By re-distributing equine historian article written in 2019

In 2019, Lexington, KY equine historian Jo Ellen Hayden wrote an account of the cultural heritage and value of horses and other equines to early settlers of this country and their contributions ever since. Hayden, a life-long equestrian, is a United States Dressage Federation Bronze Medalist, an avid supporter of Brooke USA, a former volunteer with the United States Pony Club and served on the Board of Directors of the Potomac Valley Dressage Association.

Also in 2019, for Brooke USA and the U.S. World War 1 Centennial Commission, Hayden researched and authored a comprehensive website on the use of American horses and mules in World War 1. For more information on WW1, visit Hayden’s work has appeared in national print publications including Dressage Today.

Hayden’s full article ‘Equine and The Americas – A Legacy’ explains how our horse legacy comes from deep within the history of the USA, as people living here have depended on equines for the entire history of the country.

Below are excerpts from Hayden’s article:

  • “Horses were re-introduced by Spanish conquistadors in the early 1500s … It was then that they began their journey into the mythology of the New World, as the Native Americans viewed horse and rider and, having never seen such a thing before, assumed it to be one creature, perhaps even a god.”
  • “The settlers who left the New World to return to Europe certainly would not have transported their horses back with them, there being plenty of horses there and the ships’ cargo holds better filled with treasure or food for the voyage home … Thus, the American mustang got its start, as horses were abandoned and began to breed and increase their herds … Mustangs flourished and became part of the legends of the Americas.”
  • “As permanent settlements became established, the horse and its equine relatives the donkey and the mule were essential to colonial life … They carried people and goods, pulled vehicles, and provided power for farm implements and even for industry.”
  • “Mules pulled barges along the burgeoning canal network that linked many parts of the new nation in the decades right before the Civil War. The canal era was a short one, displaced by railroads, but mules continued to be used by the hundreds of thousands in the cotton plantations of the south up until the 1920s.”
  • “It was not long before uniquely American breeds were being developed. First among these was the Narragansett Pacer, the breed’s name coming from the Narragansett Bay area of Rhode Island. According to the International Museum of the Horse, George Washington owned a Narragansett pacer which he raced in 1768, and a Narragansett Pacer is reputed to have served as Paul Revere’s mount on his famous ride.”
  • “So many other horses, mules, and donkeys are part of American history – circus horses, children’s ponies, milk wagon horses, the Pony Express, racehorses such as Man O’ War and American Pharaoh, and the horses and mules of World War 1, serving the cavalry and the soldier in the mud of France.”

The full article can be found at and can be replicated at any time; just contact Brooke USA at Emily.Dulin@BrookeUSAorg.

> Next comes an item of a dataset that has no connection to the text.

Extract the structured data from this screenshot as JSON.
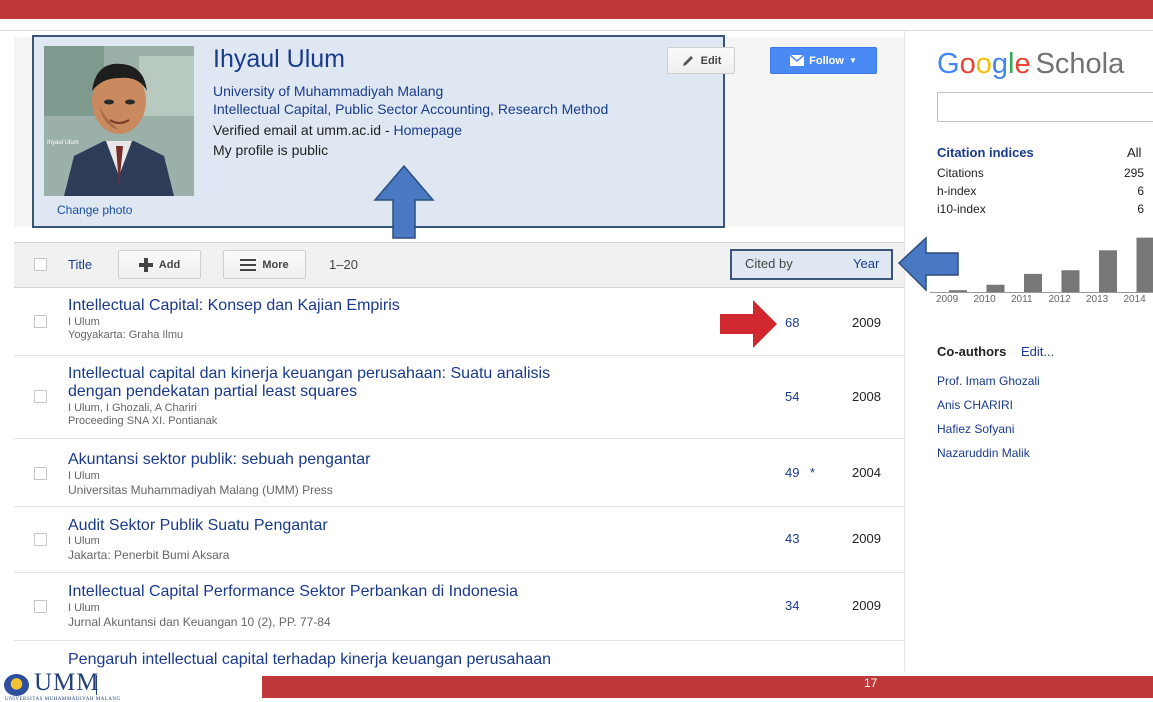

Most recently, Brooke USA started a partnership with the Native American Horse Education Foundation (NAHEF) to provide farrier training and certification of Native Americans living on reservations where horses and other equines are essential to daily living. The first group of newly certified farriers are cowboys on the San Carlos Native American Apache Indian Reservation’s Ash Creek Livestock Association Ranch in Arizona. Horses on the reservation now boast newly installed horseshoes and are on a “check and change” schedule while their owners have the potential to dramatically increase their income by working off the ranch as farriers. “Based on the deeply entrenched horse culture across the USA, it became obvious to us that we needed to include Native American communities in our work priorities,” said Emily Dulin, CEO of Brooke USA.

About Brooke USA Foundation (Brooke USA): The mission of Brooke USA is to significantly improve the health, welfare and productivity of working horses, donkeys and mules and the people who depend on them for survival worldwide. We are committed to sustainable economic development by reducing poverty, increasing food security, ensuring access to water, providing a means to education, and raising basic standards of living through improved equine health and welfare. We accomplish this by raising funds and responsibly directing them to the areas of greatest need.

Brooke USA strives to alleviate the suffering and vulnerability of developing communities by funding and implementing programs that improve the quality of life and health of working equines and thereby positively impacting their economic sustainability, protecting the planet, ensuring gender equality, and guaranteeing life on land resilience. We want to see healthy, happy people and equines that work in partnership to achieve sustainable local economies.

For more information, contact:
Emily Dulin

Kendall Bierer